What this task involves — Scan the listing and copy each line where the word "icon" is present.

++++++

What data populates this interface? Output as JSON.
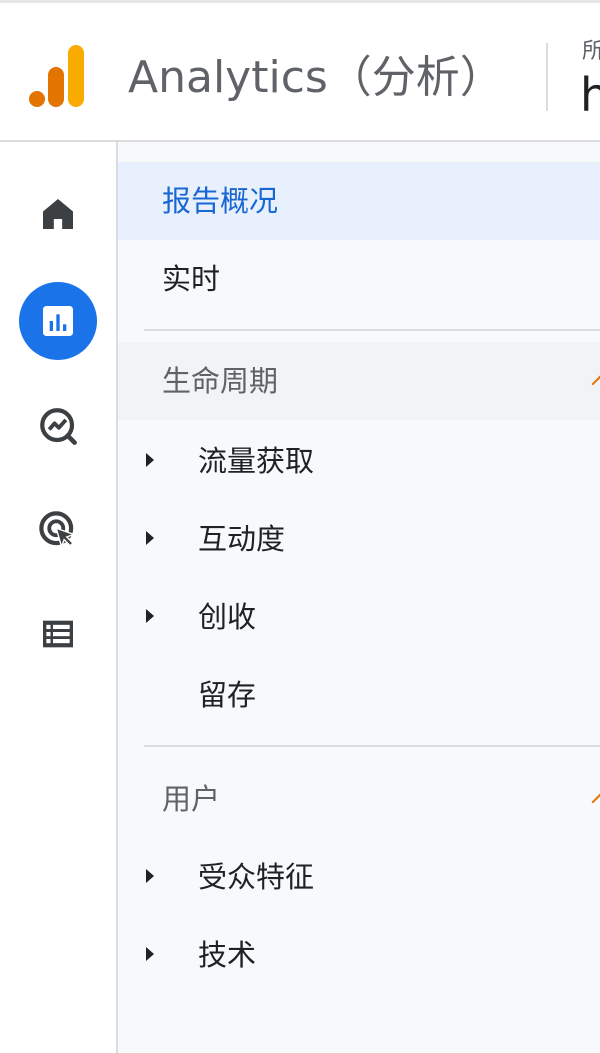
{
  "header": {
    "app_title": "Analytics（分析）",
    "account_label": "所",
    "account_name": "h",
    "logo_colors": [
      "#e37400",
      "#f9ab00"
    ]
  },
  "rail": {
    "items": [
      {
        "icon": "home-icon",
        "active": false
      },
      {
        "icon": "reports-icon",
        "active": true
      },
      {
        "icon": "explore-icon",
        "active": false
      },
      {
        "icon": "advertising-icon",
        "active": false
      },
      {
        "icon": "configure-icon",
        "active": false
      }
    ],
    "active_color": "#1a73e8"
  },
  "nav": {
    "overview": "报告概况",
    "realtime": "实时",
    "lifecycle": {
      "title": "生命周期",
      "items": [
        "流量获取",
        "互动度",
        "创收",
        "留存"
      ]
    },
    "user": {
      "title": "用户",
      "items": [
        "受众特征",
        "技术"
      ]
    },
    "selected_color": "#1967d2"
  }
}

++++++

Response area —
        "icon": "home-icon",
        "icon": "reports-icon",
        "icon": "explore-icon",
        "icon": "advertising-icon",
        "icon": "configure-icon",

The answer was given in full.